* What the exercise asks: Look at every line below and count those containing "this". Answer with the number only.

* Input data:
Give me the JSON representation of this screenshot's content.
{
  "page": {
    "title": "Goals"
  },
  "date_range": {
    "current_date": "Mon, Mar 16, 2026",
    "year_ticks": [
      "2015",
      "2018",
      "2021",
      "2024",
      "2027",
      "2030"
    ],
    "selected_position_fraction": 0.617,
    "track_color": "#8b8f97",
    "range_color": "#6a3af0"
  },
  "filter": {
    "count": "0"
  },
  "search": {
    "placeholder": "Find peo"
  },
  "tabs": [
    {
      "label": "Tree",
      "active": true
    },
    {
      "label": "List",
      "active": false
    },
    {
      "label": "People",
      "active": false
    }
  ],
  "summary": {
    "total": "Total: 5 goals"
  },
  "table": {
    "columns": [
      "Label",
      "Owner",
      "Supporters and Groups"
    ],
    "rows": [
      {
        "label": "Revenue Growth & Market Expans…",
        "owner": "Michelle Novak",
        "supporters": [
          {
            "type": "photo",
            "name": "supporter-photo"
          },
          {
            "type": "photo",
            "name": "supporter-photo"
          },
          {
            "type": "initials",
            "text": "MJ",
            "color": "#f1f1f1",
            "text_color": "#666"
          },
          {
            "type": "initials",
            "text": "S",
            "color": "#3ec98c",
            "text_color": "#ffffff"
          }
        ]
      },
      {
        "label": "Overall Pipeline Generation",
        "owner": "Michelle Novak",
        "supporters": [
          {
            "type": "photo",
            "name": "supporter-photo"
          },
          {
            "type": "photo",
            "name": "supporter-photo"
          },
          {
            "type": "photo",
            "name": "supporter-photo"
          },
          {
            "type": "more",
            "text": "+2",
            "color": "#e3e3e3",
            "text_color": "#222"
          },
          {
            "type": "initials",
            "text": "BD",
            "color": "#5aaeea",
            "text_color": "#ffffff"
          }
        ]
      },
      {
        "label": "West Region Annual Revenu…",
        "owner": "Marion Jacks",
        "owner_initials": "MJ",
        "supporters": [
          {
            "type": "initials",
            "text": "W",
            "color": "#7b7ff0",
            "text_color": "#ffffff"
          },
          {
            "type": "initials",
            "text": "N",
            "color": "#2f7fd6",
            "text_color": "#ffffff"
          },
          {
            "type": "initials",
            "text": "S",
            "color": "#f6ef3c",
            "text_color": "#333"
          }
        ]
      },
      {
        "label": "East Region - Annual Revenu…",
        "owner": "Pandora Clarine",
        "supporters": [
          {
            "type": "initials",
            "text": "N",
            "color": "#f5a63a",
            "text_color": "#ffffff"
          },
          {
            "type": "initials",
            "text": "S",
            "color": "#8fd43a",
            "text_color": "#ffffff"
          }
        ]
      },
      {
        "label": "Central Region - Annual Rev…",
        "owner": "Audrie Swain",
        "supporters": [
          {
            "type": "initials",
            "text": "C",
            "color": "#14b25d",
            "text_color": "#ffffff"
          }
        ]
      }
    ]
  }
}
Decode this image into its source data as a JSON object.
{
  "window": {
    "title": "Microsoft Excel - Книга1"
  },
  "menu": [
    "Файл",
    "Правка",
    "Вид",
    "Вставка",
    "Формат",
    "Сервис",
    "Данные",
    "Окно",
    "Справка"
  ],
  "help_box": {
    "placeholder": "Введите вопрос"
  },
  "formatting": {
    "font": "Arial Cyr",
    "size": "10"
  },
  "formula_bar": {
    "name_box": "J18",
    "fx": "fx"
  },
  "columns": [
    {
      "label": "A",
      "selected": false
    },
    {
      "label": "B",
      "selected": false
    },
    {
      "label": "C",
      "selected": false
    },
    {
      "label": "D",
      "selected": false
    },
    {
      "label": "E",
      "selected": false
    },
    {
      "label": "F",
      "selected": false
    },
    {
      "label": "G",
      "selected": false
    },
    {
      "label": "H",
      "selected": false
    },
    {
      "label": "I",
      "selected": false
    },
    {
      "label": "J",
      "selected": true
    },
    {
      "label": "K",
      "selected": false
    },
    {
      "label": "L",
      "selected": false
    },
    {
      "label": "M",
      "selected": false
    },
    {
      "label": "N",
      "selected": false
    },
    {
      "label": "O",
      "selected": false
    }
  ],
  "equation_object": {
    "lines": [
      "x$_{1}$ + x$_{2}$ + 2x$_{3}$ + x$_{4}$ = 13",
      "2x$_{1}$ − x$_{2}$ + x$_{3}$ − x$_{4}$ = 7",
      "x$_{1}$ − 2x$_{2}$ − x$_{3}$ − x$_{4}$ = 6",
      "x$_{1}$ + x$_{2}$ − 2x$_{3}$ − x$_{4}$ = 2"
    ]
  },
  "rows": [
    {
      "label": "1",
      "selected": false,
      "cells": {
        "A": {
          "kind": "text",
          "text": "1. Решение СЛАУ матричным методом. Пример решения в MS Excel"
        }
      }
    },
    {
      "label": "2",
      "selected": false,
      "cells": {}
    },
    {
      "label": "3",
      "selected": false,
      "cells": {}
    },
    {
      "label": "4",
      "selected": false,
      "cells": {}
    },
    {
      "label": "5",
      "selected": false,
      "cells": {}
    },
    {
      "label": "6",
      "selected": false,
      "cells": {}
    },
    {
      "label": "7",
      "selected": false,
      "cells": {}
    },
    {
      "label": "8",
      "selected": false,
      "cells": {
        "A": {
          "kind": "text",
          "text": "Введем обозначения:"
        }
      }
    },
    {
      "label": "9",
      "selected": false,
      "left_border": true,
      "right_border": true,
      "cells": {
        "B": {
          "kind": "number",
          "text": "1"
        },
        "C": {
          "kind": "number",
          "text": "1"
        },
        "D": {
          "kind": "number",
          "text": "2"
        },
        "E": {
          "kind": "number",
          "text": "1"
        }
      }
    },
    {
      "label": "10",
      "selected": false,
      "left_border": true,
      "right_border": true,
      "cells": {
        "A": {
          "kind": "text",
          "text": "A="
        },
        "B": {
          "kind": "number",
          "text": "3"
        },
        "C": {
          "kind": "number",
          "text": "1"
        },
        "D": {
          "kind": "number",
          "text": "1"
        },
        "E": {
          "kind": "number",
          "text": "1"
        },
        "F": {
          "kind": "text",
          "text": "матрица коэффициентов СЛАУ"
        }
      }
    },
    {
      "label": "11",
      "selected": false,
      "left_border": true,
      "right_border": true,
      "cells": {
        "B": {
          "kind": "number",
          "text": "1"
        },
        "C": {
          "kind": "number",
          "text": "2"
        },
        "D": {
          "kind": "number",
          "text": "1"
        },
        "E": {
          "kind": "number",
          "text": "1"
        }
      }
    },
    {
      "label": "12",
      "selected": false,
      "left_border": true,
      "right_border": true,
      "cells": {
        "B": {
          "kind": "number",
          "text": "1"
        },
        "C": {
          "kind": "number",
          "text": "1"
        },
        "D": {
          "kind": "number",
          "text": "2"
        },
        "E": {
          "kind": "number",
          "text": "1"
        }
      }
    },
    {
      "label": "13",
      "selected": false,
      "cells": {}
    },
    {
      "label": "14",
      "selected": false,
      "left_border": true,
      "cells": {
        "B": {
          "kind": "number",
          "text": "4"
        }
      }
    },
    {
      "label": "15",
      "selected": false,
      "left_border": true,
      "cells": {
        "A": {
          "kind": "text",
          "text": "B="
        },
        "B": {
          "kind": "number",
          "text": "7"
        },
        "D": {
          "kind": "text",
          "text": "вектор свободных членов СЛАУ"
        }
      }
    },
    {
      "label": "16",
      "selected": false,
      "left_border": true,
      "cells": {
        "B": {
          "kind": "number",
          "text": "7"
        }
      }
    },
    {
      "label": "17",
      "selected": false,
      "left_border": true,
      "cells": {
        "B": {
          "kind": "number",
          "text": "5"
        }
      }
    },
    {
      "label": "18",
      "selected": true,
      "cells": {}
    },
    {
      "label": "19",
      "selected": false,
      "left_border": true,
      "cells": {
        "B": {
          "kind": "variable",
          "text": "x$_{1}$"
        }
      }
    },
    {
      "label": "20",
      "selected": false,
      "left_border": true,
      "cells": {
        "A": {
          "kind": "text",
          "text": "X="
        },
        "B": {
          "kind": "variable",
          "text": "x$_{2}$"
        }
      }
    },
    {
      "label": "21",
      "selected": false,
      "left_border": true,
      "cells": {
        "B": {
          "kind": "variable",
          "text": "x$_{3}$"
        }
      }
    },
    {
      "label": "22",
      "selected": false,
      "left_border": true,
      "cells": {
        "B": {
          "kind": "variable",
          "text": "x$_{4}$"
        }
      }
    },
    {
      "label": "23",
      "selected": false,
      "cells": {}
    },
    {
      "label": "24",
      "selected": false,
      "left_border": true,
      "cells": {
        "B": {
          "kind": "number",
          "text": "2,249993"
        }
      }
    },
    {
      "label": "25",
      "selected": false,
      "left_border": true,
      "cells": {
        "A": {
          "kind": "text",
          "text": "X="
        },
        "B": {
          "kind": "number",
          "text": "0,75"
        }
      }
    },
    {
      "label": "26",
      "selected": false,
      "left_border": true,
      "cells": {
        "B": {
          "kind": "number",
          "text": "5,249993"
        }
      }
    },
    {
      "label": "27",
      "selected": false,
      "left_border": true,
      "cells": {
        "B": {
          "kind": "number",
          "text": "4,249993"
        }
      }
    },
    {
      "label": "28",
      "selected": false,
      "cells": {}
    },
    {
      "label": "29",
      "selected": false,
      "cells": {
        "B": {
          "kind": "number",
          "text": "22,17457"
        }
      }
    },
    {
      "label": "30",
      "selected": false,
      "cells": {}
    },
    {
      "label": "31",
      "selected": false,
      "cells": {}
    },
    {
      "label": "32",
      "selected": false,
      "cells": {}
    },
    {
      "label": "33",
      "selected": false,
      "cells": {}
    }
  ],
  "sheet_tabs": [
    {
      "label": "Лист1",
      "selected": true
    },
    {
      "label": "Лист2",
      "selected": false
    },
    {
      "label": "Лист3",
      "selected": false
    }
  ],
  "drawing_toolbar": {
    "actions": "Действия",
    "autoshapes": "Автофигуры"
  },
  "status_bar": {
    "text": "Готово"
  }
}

* Response area: 2